DATASET RECORDS:
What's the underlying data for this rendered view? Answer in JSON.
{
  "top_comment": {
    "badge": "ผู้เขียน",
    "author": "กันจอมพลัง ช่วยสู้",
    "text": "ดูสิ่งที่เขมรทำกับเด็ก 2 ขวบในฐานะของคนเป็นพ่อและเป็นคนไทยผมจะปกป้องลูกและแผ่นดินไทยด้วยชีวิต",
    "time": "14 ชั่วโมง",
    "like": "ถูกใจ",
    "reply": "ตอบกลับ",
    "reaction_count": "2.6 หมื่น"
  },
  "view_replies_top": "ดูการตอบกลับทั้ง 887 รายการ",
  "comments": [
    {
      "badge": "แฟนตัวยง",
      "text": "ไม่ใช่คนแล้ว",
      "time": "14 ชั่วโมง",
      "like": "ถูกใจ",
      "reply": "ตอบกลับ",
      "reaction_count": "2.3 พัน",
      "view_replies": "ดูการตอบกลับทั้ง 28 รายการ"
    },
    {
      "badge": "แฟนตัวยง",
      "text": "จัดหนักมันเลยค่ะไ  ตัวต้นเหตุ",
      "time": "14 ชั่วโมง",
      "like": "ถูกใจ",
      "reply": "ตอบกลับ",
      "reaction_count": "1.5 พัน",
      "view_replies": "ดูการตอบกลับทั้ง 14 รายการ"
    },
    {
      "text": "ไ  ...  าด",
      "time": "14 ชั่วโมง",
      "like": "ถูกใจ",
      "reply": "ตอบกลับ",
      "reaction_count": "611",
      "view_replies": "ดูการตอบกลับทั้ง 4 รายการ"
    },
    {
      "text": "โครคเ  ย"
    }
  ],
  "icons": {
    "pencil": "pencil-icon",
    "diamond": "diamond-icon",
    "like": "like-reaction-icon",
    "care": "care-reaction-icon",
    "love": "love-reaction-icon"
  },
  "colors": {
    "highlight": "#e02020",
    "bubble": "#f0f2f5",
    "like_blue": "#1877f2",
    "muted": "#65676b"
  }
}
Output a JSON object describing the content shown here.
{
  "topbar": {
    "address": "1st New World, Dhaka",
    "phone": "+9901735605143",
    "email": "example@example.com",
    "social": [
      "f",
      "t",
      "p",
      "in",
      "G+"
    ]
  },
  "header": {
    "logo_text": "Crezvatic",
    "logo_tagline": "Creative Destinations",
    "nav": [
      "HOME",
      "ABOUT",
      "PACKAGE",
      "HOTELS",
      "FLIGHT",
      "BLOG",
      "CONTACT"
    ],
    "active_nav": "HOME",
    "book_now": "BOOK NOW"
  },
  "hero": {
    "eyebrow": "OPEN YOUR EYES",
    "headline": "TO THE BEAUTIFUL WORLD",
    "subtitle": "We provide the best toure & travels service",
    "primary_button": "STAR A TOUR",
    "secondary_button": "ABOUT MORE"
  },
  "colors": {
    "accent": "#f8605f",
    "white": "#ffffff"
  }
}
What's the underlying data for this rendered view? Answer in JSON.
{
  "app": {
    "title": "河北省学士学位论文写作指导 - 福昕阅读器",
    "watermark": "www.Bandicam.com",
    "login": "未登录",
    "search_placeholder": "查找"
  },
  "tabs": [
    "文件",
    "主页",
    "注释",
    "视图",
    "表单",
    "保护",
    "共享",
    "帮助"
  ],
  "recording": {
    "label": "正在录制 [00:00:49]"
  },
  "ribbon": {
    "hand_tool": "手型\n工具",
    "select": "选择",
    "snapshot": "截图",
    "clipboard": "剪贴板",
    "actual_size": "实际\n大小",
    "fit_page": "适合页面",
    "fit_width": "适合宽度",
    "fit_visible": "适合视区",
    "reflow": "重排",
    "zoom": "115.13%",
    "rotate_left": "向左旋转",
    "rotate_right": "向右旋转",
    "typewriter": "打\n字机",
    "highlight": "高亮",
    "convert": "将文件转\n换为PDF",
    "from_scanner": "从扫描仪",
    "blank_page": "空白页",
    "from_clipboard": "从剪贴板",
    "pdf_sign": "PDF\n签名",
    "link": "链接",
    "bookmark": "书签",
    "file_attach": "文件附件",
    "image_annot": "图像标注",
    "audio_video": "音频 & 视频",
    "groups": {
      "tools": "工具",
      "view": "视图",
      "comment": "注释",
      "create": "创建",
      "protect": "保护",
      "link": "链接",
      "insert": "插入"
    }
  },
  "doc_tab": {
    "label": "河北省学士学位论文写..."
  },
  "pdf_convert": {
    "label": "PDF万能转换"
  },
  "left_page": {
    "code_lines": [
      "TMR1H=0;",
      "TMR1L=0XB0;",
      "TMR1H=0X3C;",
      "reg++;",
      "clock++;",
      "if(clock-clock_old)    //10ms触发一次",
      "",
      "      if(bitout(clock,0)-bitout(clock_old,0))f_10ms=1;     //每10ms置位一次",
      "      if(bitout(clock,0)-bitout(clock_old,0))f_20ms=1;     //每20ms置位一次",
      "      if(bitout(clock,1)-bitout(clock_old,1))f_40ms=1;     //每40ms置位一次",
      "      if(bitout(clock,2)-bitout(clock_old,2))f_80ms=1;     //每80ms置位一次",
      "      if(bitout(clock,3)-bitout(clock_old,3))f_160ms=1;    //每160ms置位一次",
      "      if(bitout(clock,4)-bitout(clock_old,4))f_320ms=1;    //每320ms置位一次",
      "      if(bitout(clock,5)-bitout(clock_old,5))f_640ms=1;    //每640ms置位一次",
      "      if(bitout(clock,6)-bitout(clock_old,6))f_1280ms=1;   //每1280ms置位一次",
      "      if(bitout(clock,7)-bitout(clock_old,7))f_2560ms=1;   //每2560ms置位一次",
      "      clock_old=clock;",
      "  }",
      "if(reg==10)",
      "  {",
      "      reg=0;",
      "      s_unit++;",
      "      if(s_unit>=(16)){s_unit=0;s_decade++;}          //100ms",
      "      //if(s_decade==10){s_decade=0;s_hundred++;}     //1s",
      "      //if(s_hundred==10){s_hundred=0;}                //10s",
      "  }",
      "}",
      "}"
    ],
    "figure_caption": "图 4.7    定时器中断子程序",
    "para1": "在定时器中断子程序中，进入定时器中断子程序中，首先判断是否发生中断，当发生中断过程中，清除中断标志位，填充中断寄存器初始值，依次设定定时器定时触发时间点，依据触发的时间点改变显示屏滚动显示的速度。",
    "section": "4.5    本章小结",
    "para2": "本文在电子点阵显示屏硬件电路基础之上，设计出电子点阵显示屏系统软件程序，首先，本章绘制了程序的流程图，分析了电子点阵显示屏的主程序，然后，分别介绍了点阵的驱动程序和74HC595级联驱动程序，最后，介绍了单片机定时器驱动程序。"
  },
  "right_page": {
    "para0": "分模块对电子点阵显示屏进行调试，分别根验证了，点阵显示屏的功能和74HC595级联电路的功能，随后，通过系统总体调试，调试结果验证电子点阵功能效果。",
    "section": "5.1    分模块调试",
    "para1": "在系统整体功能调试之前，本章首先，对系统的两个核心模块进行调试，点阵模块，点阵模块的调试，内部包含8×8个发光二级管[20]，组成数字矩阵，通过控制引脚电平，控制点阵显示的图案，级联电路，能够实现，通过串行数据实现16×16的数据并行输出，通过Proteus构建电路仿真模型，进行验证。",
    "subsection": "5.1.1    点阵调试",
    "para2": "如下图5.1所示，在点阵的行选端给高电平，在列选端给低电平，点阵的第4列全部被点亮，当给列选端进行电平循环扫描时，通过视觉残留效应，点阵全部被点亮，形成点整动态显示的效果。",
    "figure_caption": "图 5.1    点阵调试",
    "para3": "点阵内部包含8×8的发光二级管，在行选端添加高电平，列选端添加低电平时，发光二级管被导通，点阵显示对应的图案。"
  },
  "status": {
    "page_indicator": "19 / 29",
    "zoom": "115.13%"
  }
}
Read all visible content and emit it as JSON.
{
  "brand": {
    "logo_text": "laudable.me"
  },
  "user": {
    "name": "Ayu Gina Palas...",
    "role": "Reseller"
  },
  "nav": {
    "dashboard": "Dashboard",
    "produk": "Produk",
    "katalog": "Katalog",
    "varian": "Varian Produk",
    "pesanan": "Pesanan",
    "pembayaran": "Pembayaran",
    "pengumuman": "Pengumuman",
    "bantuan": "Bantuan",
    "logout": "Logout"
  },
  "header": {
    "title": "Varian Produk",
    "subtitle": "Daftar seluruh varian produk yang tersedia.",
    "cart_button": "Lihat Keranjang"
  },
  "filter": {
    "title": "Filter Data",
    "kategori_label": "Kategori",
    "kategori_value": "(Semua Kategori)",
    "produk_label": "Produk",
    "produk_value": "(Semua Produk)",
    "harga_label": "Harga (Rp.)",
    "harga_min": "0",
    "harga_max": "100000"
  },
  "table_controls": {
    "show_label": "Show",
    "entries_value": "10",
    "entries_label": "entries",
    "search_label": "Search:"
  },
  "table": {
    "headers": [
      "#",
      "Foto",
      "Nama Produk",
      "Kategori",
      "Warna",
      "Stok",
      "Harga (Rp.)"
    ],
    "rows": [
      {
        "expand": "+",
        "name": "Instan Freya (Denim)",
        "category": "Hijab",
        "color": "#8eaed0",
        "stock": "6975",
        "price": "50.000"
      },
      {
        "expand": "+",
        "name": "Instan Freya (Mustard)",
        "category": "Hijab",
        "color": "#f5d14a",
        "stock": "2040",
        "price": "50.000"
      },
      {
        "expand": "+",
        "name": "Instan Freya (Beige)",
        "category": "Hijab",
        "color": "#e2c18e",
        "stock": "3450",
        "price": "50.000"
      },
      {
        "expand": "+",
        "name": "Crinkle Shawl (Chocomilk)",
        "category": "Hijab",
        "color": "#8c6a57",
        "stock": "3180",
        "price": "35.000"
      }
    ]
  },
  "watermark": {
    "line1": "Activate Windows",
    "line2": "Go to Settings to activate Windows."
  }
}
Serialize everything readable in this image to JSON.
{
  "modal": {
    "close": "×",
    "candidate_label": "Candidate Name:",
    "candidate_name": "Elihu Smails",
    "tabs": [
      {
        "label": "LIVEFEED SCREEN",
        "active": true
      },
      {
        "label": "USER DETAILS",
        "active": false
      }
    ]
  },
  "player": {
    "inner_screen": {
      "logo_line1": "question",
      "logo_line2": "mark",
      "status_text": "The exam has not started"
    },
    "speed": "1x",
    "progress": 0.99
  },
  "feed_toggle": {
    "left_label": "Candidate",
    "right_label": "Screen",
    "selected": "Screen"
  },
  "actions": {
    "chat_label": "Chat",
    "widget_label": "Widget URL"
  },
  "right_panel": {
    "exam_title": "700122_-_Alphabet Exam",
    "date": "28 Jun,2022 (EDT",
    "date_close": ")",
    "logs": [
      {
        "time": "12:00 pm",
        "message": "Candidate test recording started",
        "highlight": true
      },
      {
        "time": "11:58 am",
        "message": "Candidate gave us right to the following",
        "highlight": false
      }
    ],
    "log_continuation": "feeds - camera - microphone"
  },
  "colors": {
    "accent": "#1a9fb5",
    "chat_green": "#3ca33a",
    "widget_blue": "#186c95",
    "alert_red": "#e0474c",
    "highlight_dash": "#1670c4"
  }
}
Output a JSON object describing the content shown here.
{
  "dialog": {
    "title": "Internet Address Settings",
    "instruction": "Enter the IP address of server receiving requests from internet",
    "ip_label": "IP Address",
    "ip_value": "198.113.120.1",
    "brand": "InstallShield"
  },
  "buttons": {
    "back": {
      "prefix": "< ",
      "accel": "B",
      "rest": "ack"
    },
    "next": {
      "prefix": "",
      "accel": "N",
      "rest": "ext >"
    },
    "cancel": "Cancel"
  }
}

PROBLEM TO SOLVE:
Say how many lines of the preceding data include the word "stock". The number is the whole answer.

PROBLEM SOLUTION:
4